• **What you should do**: Record by record, write out the listing word for word while omitting pictures.

● ● ● ●

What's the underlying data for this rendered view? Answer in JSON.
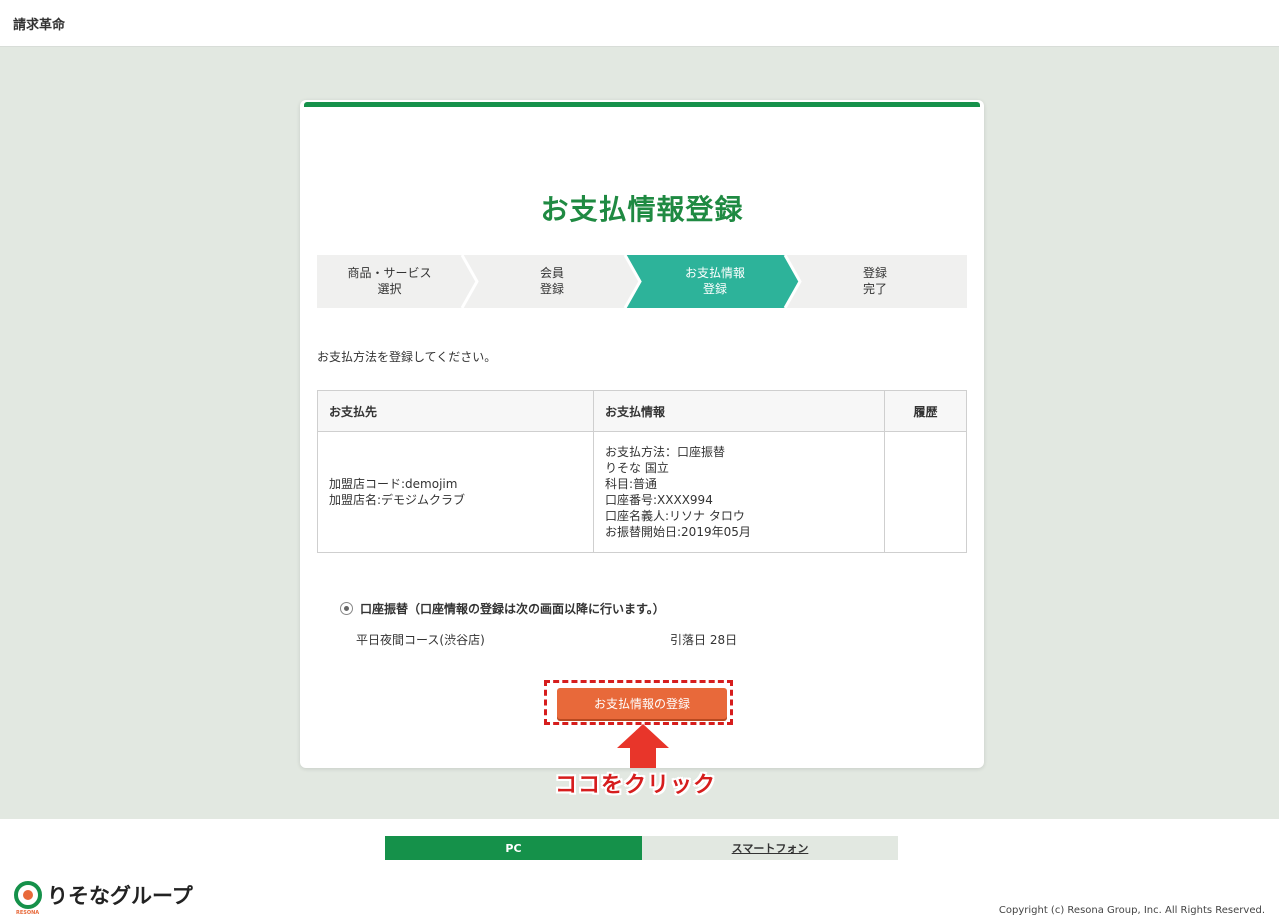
{
  "header": {
    "brand": "請求革命"
  },
  "page": {
    "title": "お支払情報登録",
    "intro": "お支払方法を登録してください。"
  },
  "steps": [
    {
      "line1": "商品・サービス",
      "line2": "選択",
      "active": false
    },
    {
      "line1": "会員",
      "line2": "登録",
      "active": false
    },
    {
      "line1": "お支払情報",
      "line2": "登録",
      "active": true
    },
    {
      "line1": "登録",
      "line2": "完了",
      "active": false
    }
  ],
  "table": {
    "headers": {
      "payee": "お支払先",
      "payment_info": "お支払情報",
      "history": "履歴"
    },
    "payee_lines": [
      "加盟店コード:demojim",
      "加盟店名:デモジムクラブ"
    ],
    "payment_lines": [
      "お支払方法：口座振替",
      "りそな 国立",
      "科目:普通",
      "口座番号:XXXX994",
      "口座名義人:リソナ タロウ",
      "お振替開始日:2019年05月"
    ],
    "history": ""
  },
  "payment_option": {
    "label": "口座振替（口座情報の登録は次の画面以降に行います。）",
    "course": "平日夜間コース(渋谷店)",
    "debit_day": "引落日 28日"
  },
  "submit_button": "お支払情報の登録",
  "annotation": "ココをクリック",
  "footer": {
    "pc": "PC",
    "smartphone": "スマートフォン",
    "logo_text": "りそなグループ",
    "logo_sub": "RESONA",
    "copyright": "Copyright (c) Resona Group, Inc. All Rights Reserved."
  },
  "colors": {
    "brand_green": "#15914a",
    "active_step": "#2db39a",
    "accent_orange": "#e8693a",
    "annotation_red": "#d61d1d"
  }
}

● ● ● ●

• **Answer below**:
What's the underlying data for this rendered view? Answer in JSON.
{
  "header": {
    "brand": "請求革命"
  },
  "page": {
    "title": "お支払情報登録",
    "intro": "お支払方法を登録してください。"
  },
  "steps": [
    {
      "line1": "商品・サービス",
      "line2": "選択",
      "active": false
    },
    {
      "line1": "会員",
      "line2": "登録",
      "active": false
    },
    {
      "line1": "お支払情報",
      "line2": "登録",
      "active": true
    },
    {
      "line1": "登録",
      "line2": "完了",
      "active": false
    }
  ],
  "table": {
    "headers": {
      "payee": "お支払先",
      "payment_info": "お支払情報",
      "history": "履歴"
    },
    "payee_lines": [
      "加盟店コード:demojim",
      "加盟店名:デモジムクラブ"
    ],
    "payment_lines": [
      "お支払方法：口座振替",
      "りそな 国立",
      "科目:普通",
      "口座番号:XXXX994",
      "口座名義人:リソナ タロウ",
      "お振替開始日:2019年05月"
    ],
    "history": ""
  },
  "payment_option": {
    "label": "口座振替（口座情報の登録は次の画面以降に行います。）",
    "course": "平日夜間コース(渋谷店)",
    "debit_day": "引落日 28日"
  },
  "submit_button": "お支払情報の登録",
  "annotation": "ココをクリック",
  "footer": {
    "pc": "PC",
    "smartphone": "スマートフォン",
    "logo_text": "りそなグループ",
    "logo_sub": "RESONA",
    "copyright": "Copyright (c) Resona Group, Inc. All Rights Reserved."
  },
  "colors": {
    "brand_green": "#15914a",
    "active_step": "#2db39a",
    "accent_orange": "#e8693a",
    "annotation_red": "#d61d1d"
  }
}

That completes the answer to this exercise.